December 10– Wisdom. What was the wisest decision you made this year, and how did it play out?
You have a drawer full of unmatch socks from which you have managed to free one black sock. Now, in a fury of flying stockings, you are frantically digging for the other black sock, brushing your teeth, still pulling your pants on the rest of the way and cursing those extra nine minutes of awful sleep you took the liberty of allowing yourself.
My wise choices are the other black sock: elusive in a big assortment of bad choices, neutral choices, and well-that-was-fun-but-let’s-not-ever-do-it-agains.
2010 has a clear pair of black socks: applying for a summer internship with a local health department and getting a gym membership.
I starting looking and applying for jobs in March, knowing that things were a bit slow and for a lot of organizations that I would be interested in working with, grant dollars would be uncertain and limited. The idealist almost-grad in me (almost Master!) was holding out for the high paying full-time, permanent positions that I knew had to be out there. So when I saw the posting for a summer internship in public health preparedness for a local health department, I glossed right over it. I had convinced myself I was beyond interning and part time jobs and no financial security. As the job search got bleaker and bleaker and more classmates and professors sent me the same job notice with “Perfect for you!” in the subject line, I decided to take a stab and sent in a roughshod resume and cover letter.
Two weeks later I interviewed. Two days later I was hired for the three month summer internship with no benefits, but actually pretty good pay. Today, I have finished my first week in a promoted position with the same department. Still no benefits, still a temporary position (ending next July). But that is still 8 more months on top of the 6 previous months of gauranteed employment and experience. Invaluable to a young professional. And I got a pay raise, which could not have come soon enough as I stare down the barrel of beginning my student loan repayment next month.
The matching wise decision I made this year was to purchase a gym membership. To run.
I get on a bicycle now and then, and I occasionally dip my toes in the pool. I have even treated my lovely self to 20 minutes in the eucalyptus sauna.
But I really go to run. And of its contribution to my health and well being 20% is physical and 80% is mental. I have discussed previously how emotionally intense I can be, and I once mathematically characterized it to a friend who couldn’t quite understand where I was coming from. Imagine you can experience/feel any emotion on a spectrum, let’s say from 1 to 10. 1 being a slight recognition that there is a feeling, but it is so faint you aren’t even sure what emotion it is. 10 being feeling every emotion via some physical manifestation; pain when I am angry or sad, restlessnes when I am joyful or scared, and fatigue when I am sad or frustrated.

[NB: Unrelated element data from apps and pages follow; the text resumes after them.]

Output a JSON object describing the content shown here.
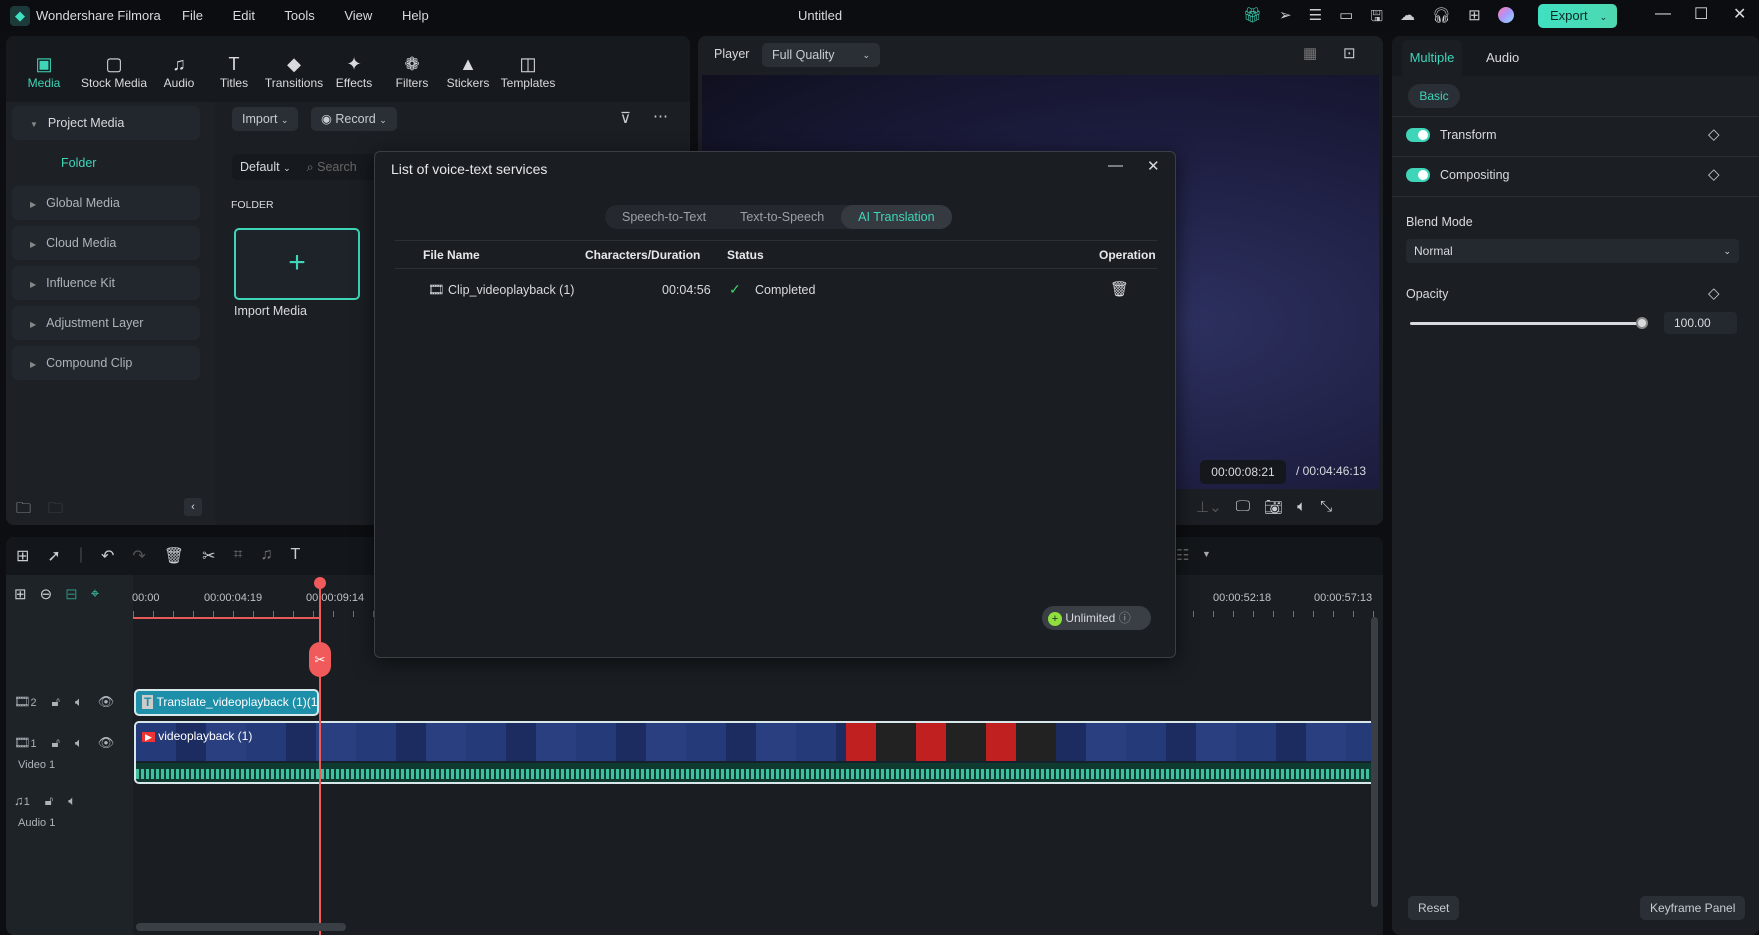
{
  "app": {
    "name": "Wondershare Filmora",
    "document_title": "Untitled",
    "menu": [
      "File",
      "Edit",
      "Tools",
      "View",
      "Help"
    ],
    "export_label": "Export",
    "accent": "#3fd5b8"
  },
  "media_tabs": [
    {
      "label": "Media",
      "icon": "media-icon",
      "active": true
    },
    {
      "label": "Stock Media",
      "icon": "stock-media-icon"
    },
    {
      "label": "Audio",
      "icon": "music-note-icon"
    },
    {
      "label": "Titles",
      "icon": "titles-icon"
    },
    {
      "label": "Transitions",
      "icon": "transitions-icon"
    },
    {
      "label": "Effects",
      "icon": "effects-icon"
    },
    {
      "label": "Filters",
      "icon": "filters-icon"
    },
    {
      "label": "Stickers",
      "icon": "stickers-icon"
    },
    {
      "label": "Templates",
      "icon": "templates-icon"
    }
  ],
  "sidebar": {
    "project_media": "Project Media",
    "folder": "Folder",
    "items": [
      "Global Media",
      "Cloud Media",
      "Influence Kit",
      "Adjustment Layer",
      "Compound Clip"
    ]
  },
  "media": {
    "import": "Import",
    "record": "Record",
    "sort": "Default",
    "search_placeholder": "Search",
    "folder_heading": "FOLDER",
    "import_media": "Import Media"
  },
  "player": {
    "label": "Player",
    "quality": "Full Quality",
    "current_time": "00:00:08:21",
    "total_time": "00:04:46:13"
  },
  "right_panel": {
    "tabs": [
      "Multiple",
      "Audio"
    ],
    "subtab": "Basic",
    "transform": "Transform",
    "compositing": "Compositing",
    "blend_mode_label": "Blend Mode",
    "blend_mode": "Normal",
    "opacity_label": "Opacity",
    "opacity_value": "100.00",
    "opacity_percent": 100,
    "reset": "Reset",
    "keyframe_panel": "Keyframe Panel"
  },
  "timeline": {
    "ruler": [
      "00:00",
      "00:00:04:19",
      "00:00:09:14",
      "00:00:52:18",
      "00:00:57:13"
    ],
    "tracks": {
      "text_track": "2",
      "video_track": "1",
      "video_name": "Video 1",
      "audio_track": "1",
      "audio_name": "Audio 1"
    },
    "clips": {
      "text": "Translate_videoplayback (1)(1)",
      "video": "videoplayback (1)"
    }
  },
  "dialog": {
    "title": "List of voice-text services",
    "tabs": [
      "Speech-to-Text",
      "Text-to-Speech",
      "AI Translation"
    ],
    "active_tab": "AI Translation",
    "columns": [
      "File Name",
      "Characters/Duration",
      "Status",
      "Operation"
    ],
    "rows": [
      {
        "file": "Clip_videoplayback (1)",
        "duration": "00:04:56",
        "status": "Completed"
      }
    ],
    "plan": "Unlimited"
  }
}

I would venture to guess that most people can feel emotion at all levels of the spectrum, depending on the situational context.
I am only capable of 1, 2, and 10. And 1 & 2 is like what I buzz along in when I am in traffic. Or at my cube. So anything that elicits any actual emotion in me is experienced at a 10. Every time. And that is exhausting, even when it’s good emotion. And you can’t operate at a 10 all the time, so instead you either sleep so as to feel nothing or you share the burden with other people, which can be distressing and exhausting for them. Running lets me leave a lot of that on trail/track/treadmill. It is the great mental and emotional equalizer; it allows me to calm down, to think about things rationally, and evaluate before I pull people into the storm.
Every pounding footstep pushes down fear and anger, every drip of sweat washes away sadness and stress, and the constant motion allows me to appropriately use up the energy that joy and nervousness build up inside me. For 35 bucks a month, I get some awesome mental health benefits, with some physical health fringe benefits. If I didn’t run, I would likely have to pay someone 35 bucks an hour for the same results!